§ Activity
Report each line of the records below that holds the word "BUILDING".

§ Raw data
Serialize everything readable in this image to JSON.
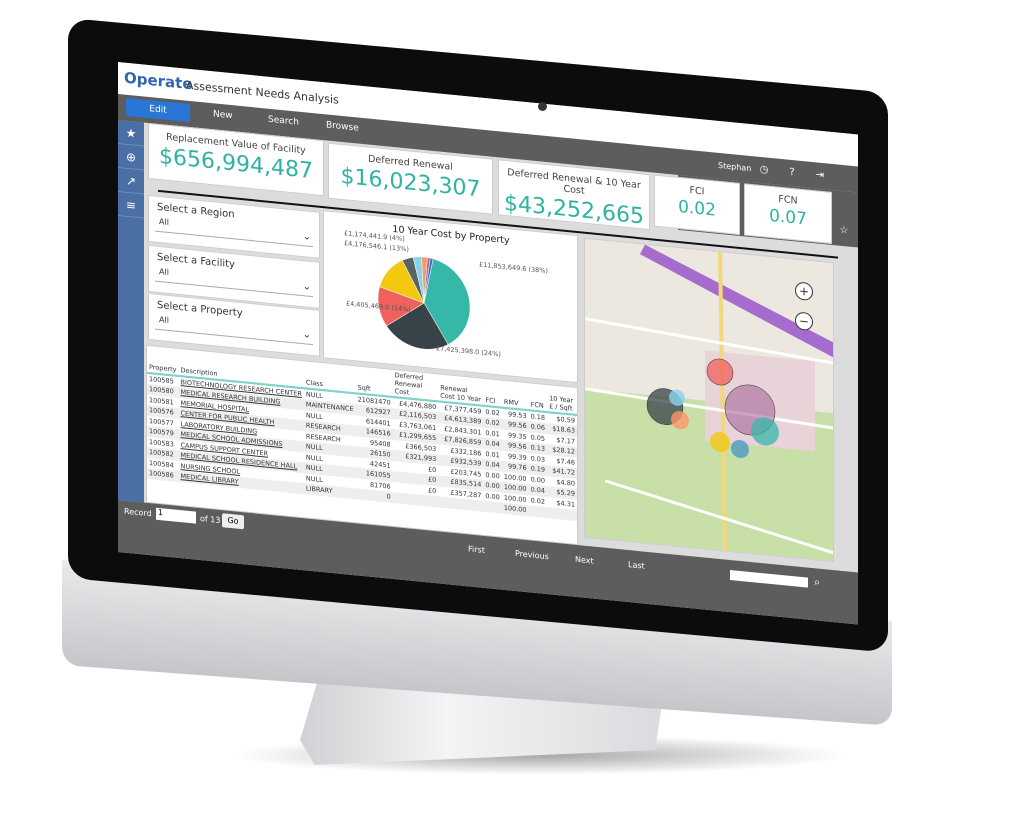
{
  "app": {
    "logo": "Operate",
    "title": "Assessment Needs Analysis"
  },
  "nav": {
    "edit": "Edit",
    "new": "New",
    "search": "Search",
    "browse": "Browse"
  },
  "user": {
    "name": "Stephan",
    "icons": [
      "clock-icon",
      "help-icon",
      "logout-icon",
      "star-icon"
    ]
  },
  "sidebar": {
    "icons": [
      "star-icon",
      "zoom-icon",
      "chart-icon",
      "list-icon"
    ]
  },
  "kpis": [
    {
      "label": "Replacement Value of Facility",
      "value": "$656,994,487"
    },
    {
      "label": "Deferred Renewal",
      "value": "$16,023,307"
    },
    {
      "label": "Deferred Renewal & 10 Year Cost",
      "value": "$43,252,665"
    },
    {
      "label": "FCI",
      "value": "0.02"
    },
    {
      "label": "FCN",
      "value": "0.07"
    }
  ],
  "kpi_color": "#2eb3a3",
  "filters": [
    {
      "label": "Select a Region",
      "value": "All"
    },
    {
      "label": "Select a Facility",
      "value": "All"
    },
    {
      "label": "Select a Property",
      "value": "All"
    }
  ],
  "chart_data": {
    "type": "pie",
    "title": "10 Year Cost by Property",
    "slices": [
      {
        "value": 38,
        "color": "#35b8a8",
        "label": "£11,853,649.6 (38%)"
      },
      {
        "value": 24,
        "color": "#374349",
        "label": "£7,425,398.0 (24%)"
      },
      {
        "value": 14,
        "color": "#f0605c",
        "label": "£4,405,469.0 (14%)"
      },
      {
        "value": 13,
        "color": "#f2c811",
        "label": "£4,176,546.1 (13%)"
      },
      {
        "value": 4,
        "color": "#5a6268",
        "label": "£1,174,441.9 (4%)"
      },
      {
        "value": 3,
        "color": "#8ad4eb",
        "label": ""
      },
      {
        "value": 2,
        "color": "#fe9666",
        "label": ""
      },
      {
        "value": 1,
        "color": "#a66999",
        "label": ""
      },
      {
        "value": 1,
        "color": "#3a6fc4",
        "label": ""
      }
    ]
  },
  "table": {
    "headers": [
      "Property",
      "Description",
      "Class",
      "Sqft",
      "Deferred Renewal Cost",
      "Renewal Cost 10 Year",
      "FCI",
      "RMV",
      "FCN",
      "10 Year £ / Sqft"
    ],
    "rows": [
      [
        "100585",
        "BIOTECHNOLOGY RESEARCH CENTER",
        "NULL",
        "21081470",
        "£4,476,880",
        "£7,377,459",
        "0.02",
        "99.53",
        "0.18",
        "$0.59"
      ],
      [
        "100580",
        "MEDICAL RESEARCH BUILDING",
        "MAINTENANCE",
        "612927",
        "£2,116,503",
        "£4,613,389",
        "0.02",
        "99.56",
        "0.06",
        "$18.63"
      ],
      [
        "100581",
        "MEMORIAL HOSPITAL",
        "NULL",
        "614401",
        "£3,763,061",
        "£2,843,301",
        "0.01",
        "99.35",
        "0.05",
        "$7.17"
      ],
      [
        "100576",
        "CENTER FOR PUBLIC HEALTH",
        "RESEARCH",
        "146516",
        "£1,299,655",
        "£7,826,859",
        "0.04",
        "99.56",
        "0.13",
        "$28.12"
      ],
      [
        "100577",
        "LABORATORY BUILDING",
        "RESEARCH",
        "95408",
        "£366,503",
        "£332,186",
        "0.01",
        "99.39",
        "0.03",
        "$7.46"
      ],
      [
        "100579",
        "MEDICAL SCHOOL ADMISSIONS",
        "NULL",
        "26150",
        "£321,993",
        "£932,539",
        "0.04",
        "99.76",
        "0.19",
        "$41.72"
      ],
      [
        "100583",
        "CAMPUS SUPPORT CENTER",
        "NULL",
        "42451",
        "£0",
        "£203,745",
        "0.00",
        "100.00",
        "0.00",
        "$4.80"
      ],
      [
        "100582",
        "MEDICAL SCHOOL RESIDENCE HALL",
        "NULL",
        "161055",
        "£0",
        "£835,514",
        "0.00",
        "100.00",
        "0.04",
        "$5.29"
      ],
      [
        "100584",
        "NURSING SCHOOL",
        "NULL",
        "81706",
        "£0",
        "£357,287",
        "0.00",
        "100.00",
        "0.02",
        "$4.31"
      ],
      [
        "100586",
        "MEDICAL LIBRARY",
        "LIBRARY",
        "0",
        "",
        "",
        "",
        "100.00",
        "",
        ""
      ]
    ]
  },
  "footer": {
    "record_label": "Record",
    "record_value": "1",
    "of_label": "of 13",
    "go": "Go",
    "first": "First",
    "previous": "Previous",
    "next": "Next",
    "last": "Last"
  },
  "map": {
    "zoom_in": "+",
    "zoom_out": "−"
  }
}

§ Task solution
        "MEDICAL RESEARCH BUILDING",
        "LABORATORY BUILDING",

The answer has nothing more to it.